Good ‘old fashioned’ lead acid batteries (e.g. car batteries). AGM (absorbed glass mat) batteries (I use these for my solar powered battery bank energy storage). Also, consumer type alkaline batteries such as AA, AAA, C, D, 9-volt are EMP proof. NiMH rechargeable batteries too.
EMP proof batteries are any type of battery that do not have electronics within.
Are Lithium-Ion Batteries EMP Proof?
Short answer, no.
One concern is that of the Lithium generation batteries. They are a tremendous source of energy storage. Electric vehicles use them. They’re a common battery for all sorts of power tools and equipment. Laptop and cell phone batteries, and so much more..
They are becoming a common battery type for solar power energy storage (battery bank) due to their energy storage capacity within a smaller lighter weight package. And, you can draw them down to almost ’empty’, unlike lead acid type batteries which would suffer damage under this condition.
Here’s the thing.. A BMS (Battery Management System) is essential in a Lithium-Ion battery system.
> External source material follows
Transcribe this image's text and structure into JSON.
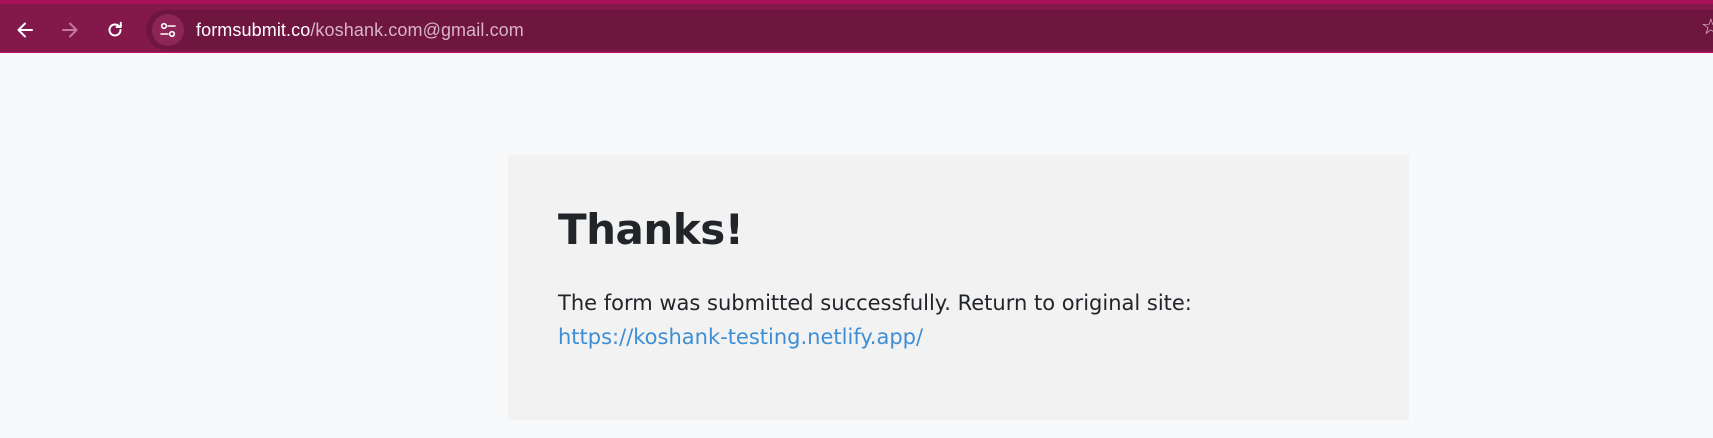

You might say it’s the battery / battery pack ‘brain’. The battery’s built-in electronics is tasked with monitoring and managing the battery not only for performance, but for safety. Without it, a lithium battery or battery pack could fail in spectacular fashion.. as in catch fire and/or explode. It is absolutely necessary.
The BMS is the weak link when it comes to EMP. Should the BMS fail, well, that battery system is down.
There is some debate regarding the potential extent of damage from a weaponized EMP. And this is valid because there are a number of variables that would contribute to the extent. And this includes that which may or may not affect batteries with BMS. In other words, how bad would the EMP have to be in order to damage the BMS.
Given my interest in the subject (because I have an Off-Grid battery bank which some day may need to be replaced), I contacted a well-known manufacturer of Off-Grid charger-inverters. They confirmed that lead-acid batteries (including AGM type) provide guaranteed assurance of continued operation following an EMP. Any battery system with a BMS would certainly not be a preferred choice in this case, given the potential likelihood of failure following an EMP. (Not to mention the rest of a solar power system which is another story, although there are mitigation techniques for this – but that’s beyond the scope of this article.)
Lead Acid Battery Chemistry Leaves No Doubt
In conclusion, the good old lead acid chemistry still appears to be the best choice for battery storage for an Off-Grid system as it pertains to mitigation for EMP.
Although Lithium chemistry is quite attractive (for many reasons).. that darn BMS is the issue. I suppose if it were possible to safely replace an integrated BMS, one could have spares in a Faraday cage (or equivalent protection). However these are not designed to be readily or easily accessible – or serviceable. One may also wonder, “if” the worst were to occur (EMP), and the BMS fried while in operation, what might be the immediate aftereffects.. Might that be catastrophic as well?
Anyway, barring some other intriguing battery technology that comes along and is safe from EMP, and somewhat price comparable to that of lead acid chemistry, I may just end up with AGM’s again next time around. Seems like that’s still a few years off yet for me though. We’ll see.
[ Read: EMP Shield – Whole House EMP Protection ]